[Problem description]
From the first line to the last, reproduce the material exactly.
[Start of section]
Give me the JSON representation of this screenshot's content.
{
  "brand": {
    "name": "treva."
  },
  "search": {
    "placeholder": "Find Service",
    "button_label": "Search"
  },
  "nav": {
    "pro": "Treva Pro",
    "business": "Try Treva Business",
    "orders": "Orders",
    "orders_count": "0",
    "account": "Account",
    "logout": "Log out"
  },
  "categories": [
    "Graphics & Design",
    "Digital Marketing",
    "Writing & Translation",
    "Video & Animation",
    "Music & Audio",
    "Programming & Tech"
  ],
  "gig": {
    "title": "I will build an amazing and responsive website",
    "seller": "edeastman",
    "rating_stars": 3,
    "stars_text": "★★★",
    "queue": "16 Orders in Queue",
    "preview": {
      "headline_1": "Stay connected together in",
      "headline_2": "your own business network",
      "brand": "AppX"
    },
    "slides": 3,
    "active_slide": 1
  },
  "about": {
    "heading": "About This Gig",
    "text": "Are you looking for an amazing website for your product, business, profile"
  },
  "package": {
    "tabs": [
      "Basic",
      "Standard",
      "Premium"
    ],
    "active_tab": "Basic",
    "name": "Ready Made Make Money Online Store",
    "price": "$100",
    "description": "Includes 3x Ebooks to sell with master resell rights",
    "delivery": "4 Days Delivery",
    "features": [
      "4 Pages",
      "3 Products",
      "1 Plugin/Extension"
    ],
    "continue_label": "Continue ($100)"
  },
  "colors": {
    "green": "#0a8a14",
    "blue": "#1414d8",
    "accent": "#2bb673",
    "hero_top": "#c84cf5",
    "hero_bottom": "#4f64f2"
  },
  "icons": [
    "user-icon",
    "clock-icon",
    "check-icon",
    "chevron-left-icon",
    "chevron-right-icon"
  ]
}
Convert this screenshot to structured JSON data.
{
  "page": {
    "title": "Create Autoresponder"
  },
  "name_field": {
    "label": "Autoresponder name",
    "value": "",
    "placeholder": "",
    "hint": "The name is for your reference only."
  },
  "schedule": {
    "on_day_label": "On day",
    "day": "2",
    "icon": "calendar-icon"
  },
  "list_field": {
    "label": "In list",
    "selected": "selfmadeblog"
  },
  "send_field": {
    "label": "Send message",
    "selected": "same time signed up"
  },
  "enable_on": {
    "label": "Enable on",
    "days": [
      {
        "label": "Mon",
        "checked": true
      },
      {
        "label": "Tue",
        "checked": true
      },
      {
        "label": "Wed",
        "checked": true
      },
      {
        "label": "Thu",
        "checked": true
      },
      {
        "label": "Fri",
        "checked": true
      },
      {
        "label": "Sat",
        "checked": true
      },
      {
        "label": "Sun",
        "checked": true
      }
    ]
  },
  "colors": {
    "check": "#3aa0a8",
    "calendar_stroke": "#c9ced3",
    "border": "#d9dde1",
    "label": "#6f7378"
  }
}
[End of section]
[Exercise answer]
Give me the JSON representation of this screenshot's content.
{
  "brand": {
    "name": "treva."
  },
  "search": {
    "placeholder": "Find Service",
    "button_label": "Search"
  },
  "nav": {
    "pro": "Treva Pro",
    "business": "Try Treva Business",
    "orders": "Orders",
    "orders_count": "0",
    "account": "Account",
    "logout": "Log out"
  },
  "categories": [
    "Graphics & Design",
    "Digital Marketing",
    "Writing & Translation",
    "Video & Animation",
    "Music & Audio",
    "Programming & Tech"
  ],
  "gig": {
    "title": "I will build an amazing and responsive website",
    "seller": "edeastman",
    "rating_stars": 3,
    "stars_text": "★★★",
    "queue": "16 Orders in Queue",
    "preview": {
      "headline_1": "Stay connected together in",
      "headline_2": "your own business network",
      "brand": "AppX"
    },
    "slides": 3,
    "active_slide": 1
  },
  "about": {
    "heading": "About This Gig",
    "text": "Are you looking for an amazing website for your product, business, profile"
  },
  "package": {
    "tabs": [
      "Basic",
      "Standard",
      "Premium"
    ],
    "active_tab": "Basic",
    "name": "Ready Made Make Money Online Store",
    "price": "$100",
    "description": "Includes 3x Ebooks to sell with master resell rights",
    "delivery": "4 Days Delivery",
    "features": [
      "4 Pages",
      "3 Products",
      "1 Plugin/Extension"
    ],
    "continue_label": "Continue ($100)"
  },
  "colors": {
    "green": "#0a8a14",
    "blue": "#1414d8",
    "accent": "#2bb673",
    "hero_top": "#c84cf5",
    "hero_bottom": "#4f64f2"
  },
  "icons": [
    "user-icon",
    "clock-icon",
    "check-icon",
    "chevron-left-icon",
    "chevron-right-icon"
  ]
}
Convert this screenshot to structured JSON data.
{
  "page": {
    "title": "Create Autoresponder"
  },
  "name_field": {
    "label": "Autoresponder name",
    "value": "",
    "placeholder": "",
    "hint": "The name is for your reference only."
  },
  "schedule": {
    "on_day_label": "On day",
    "day": "2",
    "icon": "calendar-icon"
  },
  "list_field": {
    "label": "In list",
    "selected": "selfmadeblog"
  },
  "send_field": {
    "label": "Send message",
    "selected": "same time signed up"
  },
  "enable_on": {
    "label": "Enable on",
    "days": [
      {
        "label": "Mon",
        "checked": true
      },
      {
        "label": "Tue",
        "checked": true
      },
      {
        "label": "Wed",
        "checked": true
      },
      {
        "label": "Thu",
        "checked": true
      },
      {
        "label": "Fri",
        "checked": true
      },
      {
        "label": "Sat",
        "checked": true
      },
      {
        "label": "Sun",
        "checked": true
      }
    ]
  },
  "colors": {
    "check": "#3aa0a8",
    "calendar_stroke": "#c9ced3",
    "border": "#d9dde1",
    "label": "#6f7378"
  }
}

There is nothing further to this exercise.